  • If you’re still worried about using sunscreen, choose mineral-based sunscreens that contain the mineral filters zinc oxide and titanium dioxide. These are also recommended for and well tolerated by sensitive skin types.

Smiling Asian woman standing on seashore wearing hat and sunglasses. Good, bad and ugly skincare advice. Photo: Lan Anh Hoàng,

Re 'Sunscreen prevents the skin producing vital Vitamin D' advice:

We need to get the balance right between getting enough sun to stimulate natural vitamin D production in our bodies, and avoiding sun damage.

Well, there are easy ways you can do this. Just consider these factors for your situation: 

  • what is your skin tone? Fair skin is more sun-sensitive, while darker complexions have more melanin (which acts as a natural sunscreen), so you might need slightly longer sun exposure for darker complexions
  • where do you live? If you live nearer to the equator, you will have more sun exposure, so you probably need less 
  • what is the season? There’s more sun in summer than winter, so keep it short in summer and slightly longer in winter

So, you can spend between 10 (for pale skin) and up to 30 minutes in the sun (for darker skin), two to three times a week. Expose the skin on your arms and legs  to help your body produce enough vitamin D. Just don’t forget to make adjustments for the factors above.

5. Anything that causes skin harm or injury can be dangerous.

Mad, bad and dangerous to know

There have been some truly crazy #SkinTok hacks out there. How about sticking your head into a fish tank for a ‘fish facial’. Seriously, dude? Or who wants to  remove their own skin tags (those funny little bits of loose skin that suddenly pop up)? Ouch!

Our advice:

We won’t even go into the hygiene and infection risks of the fish facial idea. It’s a no-brainer! But removing your own skin tags? Not-a-good-idea! First off, you could cause skin injury and infection because you’re not a trained professional. And how do you know that that little doodad is a harmless skin tag? It could be something that needs medical attention. Go to your GP or a dermatologist to identify it correctly and have it removed.

Microneedling and dermal rollers

We’ve all seen the great results achieved by professional microneedling and dermal rollers. They stimulate your skin to produce collagen and help correct some skin problems. So, of course, the home-use products had to become available.

Our advice: This is a tricky one as the tool is only as good as the user. It’s probably best left to the professionals because, if you’re a ‘cowboy’ who attacks their skin with gusto, you could cause lasting damage, like scarring or hyperpigmentation.

  • But if you really want to do this at home, please, please be very careful. Do it very, very gently and follow all the instructions. Don’t think that more is more – in pressure or in how often you do it. Start off very slowly, with the lightest touch.
  • Also, be very careful about the ingredients you use with these tools. They punch small holes in your skin's protective barrier so the ingredients can enter more easily.
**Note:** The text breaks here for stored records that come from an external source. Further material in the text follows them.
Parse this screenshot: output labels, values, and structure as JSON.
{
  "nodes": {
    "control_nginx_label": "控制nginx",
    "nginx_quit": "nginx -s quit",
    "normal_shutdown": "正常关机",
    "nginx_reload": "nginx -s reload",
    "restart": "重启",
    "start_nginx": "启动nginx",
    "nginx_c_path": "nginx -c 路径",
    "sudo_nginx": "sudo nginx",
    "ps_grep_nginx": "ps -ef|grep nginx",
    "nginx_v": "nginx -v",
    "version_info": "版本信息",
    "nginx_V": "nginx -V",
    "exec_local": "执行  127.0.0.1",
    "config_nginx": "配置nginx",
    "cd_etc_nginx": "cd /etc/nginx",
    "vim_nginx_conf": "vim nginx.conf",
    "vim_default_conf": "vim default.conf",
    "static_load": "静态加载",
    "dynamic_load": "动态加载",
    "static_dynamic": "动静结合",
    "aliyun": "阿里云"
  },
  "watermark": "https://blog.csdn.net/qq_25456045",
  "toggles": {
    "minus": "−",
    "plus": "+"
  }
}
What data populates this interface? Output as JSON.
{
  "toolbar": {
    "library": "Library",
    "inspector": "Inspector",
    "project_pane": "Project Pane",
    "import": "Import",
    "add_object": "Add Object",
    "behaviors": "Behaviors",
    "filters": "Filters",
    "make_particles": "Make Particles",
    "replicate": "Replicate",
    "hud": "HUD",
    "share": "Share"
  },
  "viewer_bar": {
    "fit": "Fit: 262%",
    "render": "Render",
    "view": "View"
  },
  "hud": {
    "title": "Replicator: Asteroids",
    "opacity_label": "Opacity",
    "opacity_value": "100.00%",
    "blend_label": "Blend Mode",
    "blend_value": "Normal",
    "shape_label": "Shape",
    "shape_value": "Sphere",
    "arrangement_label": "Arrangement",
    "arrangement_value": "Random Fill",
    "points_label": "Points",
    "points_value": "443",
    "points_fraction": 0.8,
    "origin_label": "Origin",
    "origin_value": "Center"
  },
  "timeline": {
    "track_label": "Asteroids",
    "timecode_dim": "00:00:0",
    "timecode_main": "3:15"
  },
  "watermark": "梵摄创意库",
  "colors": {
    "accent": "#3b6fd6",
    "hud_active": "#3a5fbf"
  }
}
Only use gentle ingredients like hyaluronic acid. Don’t use it with any hydroxy-acids or other highly active ingredients or you could end up with a chemical burn.
  • And, of course, hygiene is hugely important. Make sure you use them on a clean skin so that dirt and bacteria don’t get through the barrier, which can cause infection and breakouts. And clean the tools afterwards carefully with a sterilizing alcohol spray.


Last word

You only have one skin. It’s a miraculous organ that is your shield against the world. It’s also one of your greatest beauty assets. Treat it with the love, consideration and gentleness it needs and deserves.

If you aren't sure what skincare your skin needs, let us help you find your ideal CERM skin journey.

Asian woman with eyes closed and smiling, wearing black gel undereye patches. Good, bad and ugly beauty advice. Photo: Mostera Productions,

We look forward to hearing about your skin’s transformation journey.